The Cute and Curious World of Bats


Bats, often misunderstood creatures of the night, belong to the order Chiroptera and are the only mammals capable of sustained flight. These fascinating creatures come in various sizes and can be found everywhere except in polar regions and certain isolated islands.

With over 1,400 species identified worldwide, bats play crucial roles in ecosystems as diverse as rainforests, deserts, and urban environments.

Adaptations and Physical Characteristics

One of the most distinctive features of bats is their wings, which are essentially elongated fingers covered in a thin membrane of skin, allowing them to fly with great agility. This adaptation not only enables them to catch prey on the wing but also provides exceptional maneuverability for navigating through complex environments like dense forests or caves.

In terms of size, bats range from the tiny bumblebee bat, weighing just a few grams and measuring around 1.5 inches in length, to the giant golden-crowned flying fox, with a wingspan of up to five feet.
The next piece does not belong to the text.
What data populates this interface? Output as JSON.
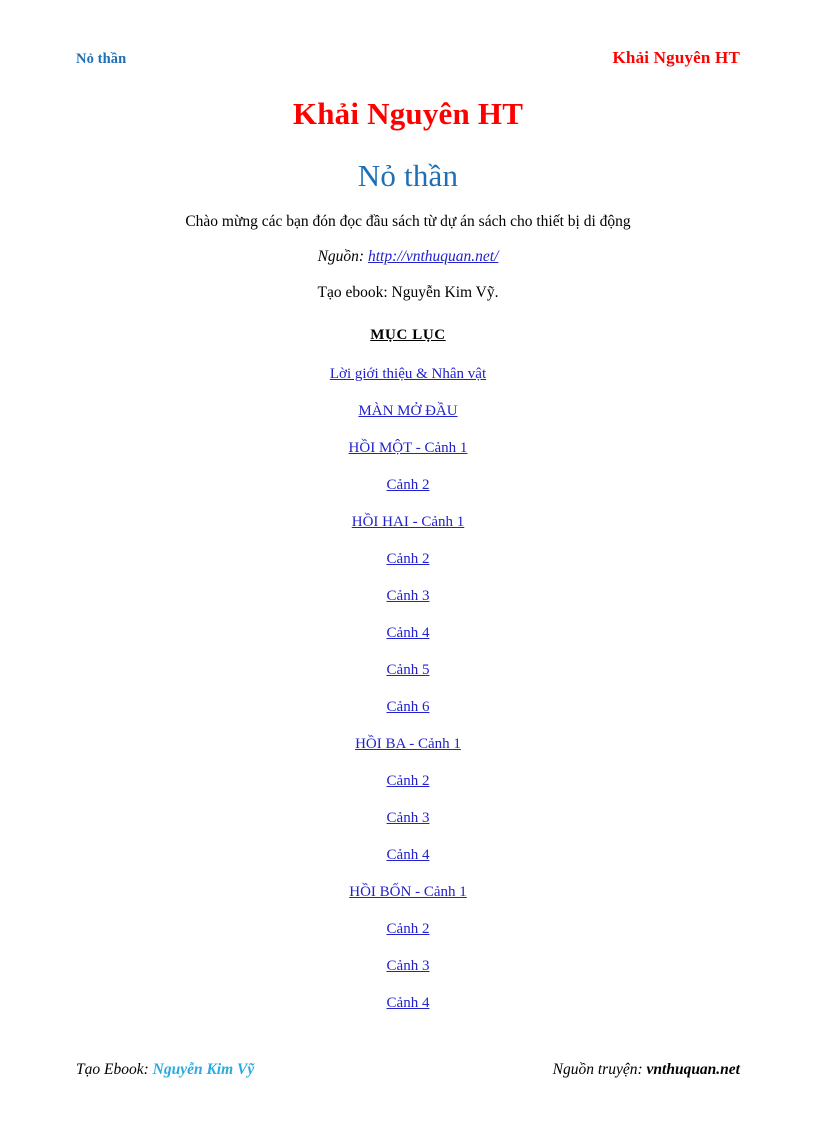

Despite their diversity, most bats share common physical traits such as large ears, which aid in echolocation, and a keen sense of smell, crucial for finding food in the dark.

Diverse Diets and Feeding Habits

Bats exhibit a wide range of feeding habits, reflecting their adaptability to different environments. Some species are insectivorous, consuming vast quantities of insects each night and playing a vital role in pest control. Fruit bats, on the other hand, feed primarily on nectar, pollen, and fruit, making them important pollinators and seed dispersers for many plant species. Some species feed on fish, small mammals, or even blood, although vampire bats are relatively rare and typically found in Central and South America.

Social Behavior and Communication

Contrary to popular belief, not all bats are solitary creatures. Many species live in large colonies, ranging from a few dozen individuals to millions, depending on the species and habitat. These colonies provide social benefits such as protection, information sharing about food sources, and even communal care of young bats.

Communication among bats is often based on a sophisticated system of vocalizations and echolocation. Echolocation is especially important for bats that hunt in the dark, allowing them to locate and identify prey using sound waves bounced off objects in their environment. This ability is so finely tuned that bats can navigate and capture prey with remarkable accuracy, even in complete darkness.

Conservation and Threats

Despite their ecological importance, bats face numerous threats worldwide, primarily due to habitat loss, pesticide use, climate change, and disease. White-nose syndrome, a fungal disease affecting hibernating bats, has devastated populations in North America, highlighting the vulnerability of these creatures.

Conservation efforts are crucial to protecting bat populations and ensuring their continued role in ecosystems. Initiatives include habitat preservation, installation of bat-friendly gates in caves to minimize disturbance, and public education to dispel myths and promote appreciation for these valuable creatures.


In conclusion, bats are remarkable mammals that contribute significantly to global biodiversity and ecosystem health. From their unique adaptations for flight to their diverse diets and complex social behaviors, bats exemplify nature’s ingenuity and resilience. By understanding and conserving these fascinating creatures, we can ensure a brighter future for bats and the environments they inhabit.

Whether in tropical rainforests, arid deserts, or our backyards, the enchanting world of bats invites us to appreciate the beauty and importance of these nocturnal ambassadors of the night sky.